There is a silver lining to missing something or someone though. For Evan and us the lesson is that friends and our time with them is valuable. And while you can’t go back in time, you know what you want from the future. And that you can always go home for a haircut.

Restarting after a week at Canyon Lake was difficult – almost as hard as starting the first time. But we got it done and left Canyon Lake on a beautiful fall Monday morning and after many hours of travel we arrived at Singapore’s Changi airport on Wednesday night. Like the seasoned crew in the second Guardians of the Galaxy, we strode in slo-mo out of the terminal and into the steamy Singapore night, ready and eager for Part Two.

Friends in Delhi

After Bhutan we were to continue eastwards to Thailand and Singapore. But about a month ago we decided to instead take a shortcut through Delhi to Austin. I wanted to meet friends in Delhi, and the kids and Jo thought it would be nice to spend Thanksgiving back in Austin before traveling eastwards.

A day and a half in Delhi is pretty short but we got to meet everyone. We went to Arjun’s parents’ from the airport. I first visited them here 32 years ago. They were younger than I am now, which isn’t saying much, but still. Arjun’s dad took us for lunch to the beautiful Delhi Golf Club, where we ate outside surrounded by huge trees and the golf course and centuries old ruins and the famous Delhi smog. You see the red bandana around Evan’s neck? He’d slip it over his nose occasionally to fight the smog. And in the photo from the golf club you see the bearded guy? When Vivian was a few months short of being three years old she sat at that very table and looked admiringly at Shaunak and said “What a guy!”

We stayed at my friend Mayura’s in Delhi. I’ve known her for about 45 years. We mostly hung inside her lovely home on the outskirts of Delhi and chatted and caught up while the kids remained hooked to their devices. We went to my friend Sanjay’s house for dinner. Rkie came up from Hyderabad literally for dinner. I’ve known Rkie for more than 40 years. Sanjay took me to another room to meet his mother. She mostly stays in bed but her eyes are as bright as sparkling diamonds.
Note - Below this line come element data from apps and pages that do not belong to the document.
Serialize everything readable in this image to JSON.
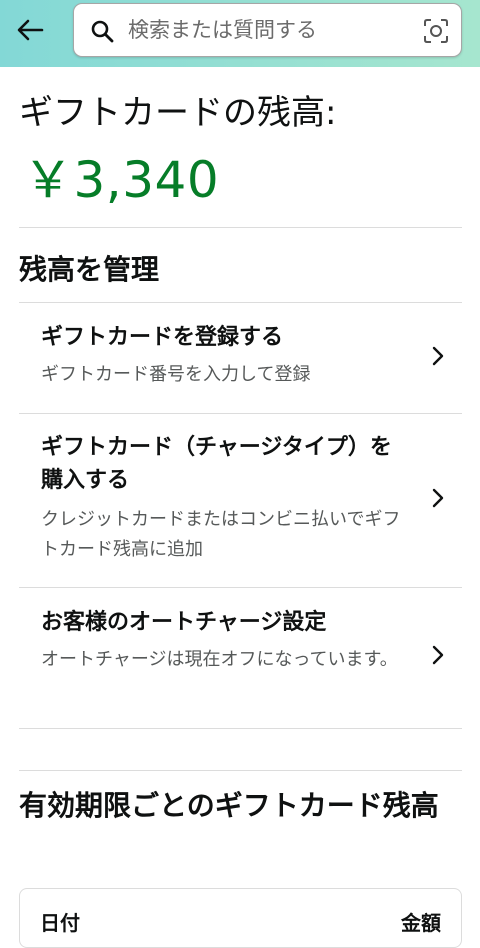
{
  "header": {
    "search": {
      "placeholder": "検索または質問する",
      "value": ""
    },
    "icons": {
      "back": "arrow-left-icon",
      "search": "search-icon",
      "camera": "camera-scan-icon"
    },
    "colors": {
      "topbar_start": "#83d8d6",
      "topbar_end": "#a6e6cf"
    }
  },
  "balance": {
    "label": "ギフトカードの残高:",
    "amount": "￥3,340",
    "amount_color": "#067d28"
  },
  "manage": {
    "title": "残高を管理",
    "items": [
      {
        "title": "ギフトカードを登録する",
        "subtitle": "ギフトカード番号を入力して登録"
      },
      {
        "title": "ギフトカード（チャージタイプ）を購入する",
        "subtitle": "クレジットカードまたはコンビニ払いでギフトカード残高に追加"
      },
      {
        "title": "お客様のオートチャージ設定",
        "subtitle": "オートチャージは現在オフになっています。"
      }
    ]
  },
  "expiry": {
    "title": "有効期限ごとのギフトカード残高",
    "columns": [
      "日付",
      "金額"
    ]
  }
}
When Sanjay asked if she remembered who I was, she said in Punjabi, “Of course. He used to come home for alu parathas”. That was 35 years ago.

Friends are why we came to Delhi – friendships that were started decades ago and sometimes under appreciated for years but rekindled in seconds. You meet a lot of people. You have had hundreds of acquaintances, class mates, kids’ friends’ parents, coworkers, sailing buddies, fellow travelers, soccer team mates, room mates, and possibly plain old mates. And only some of them are friends that you travel to go see. My wise wife posted something from Delhi while I was dragging her around the city to meet people I’ve known longer than she’s been alive. Here’s the screenshot of her post on FB. Yes – I appreciate her observations. And much more.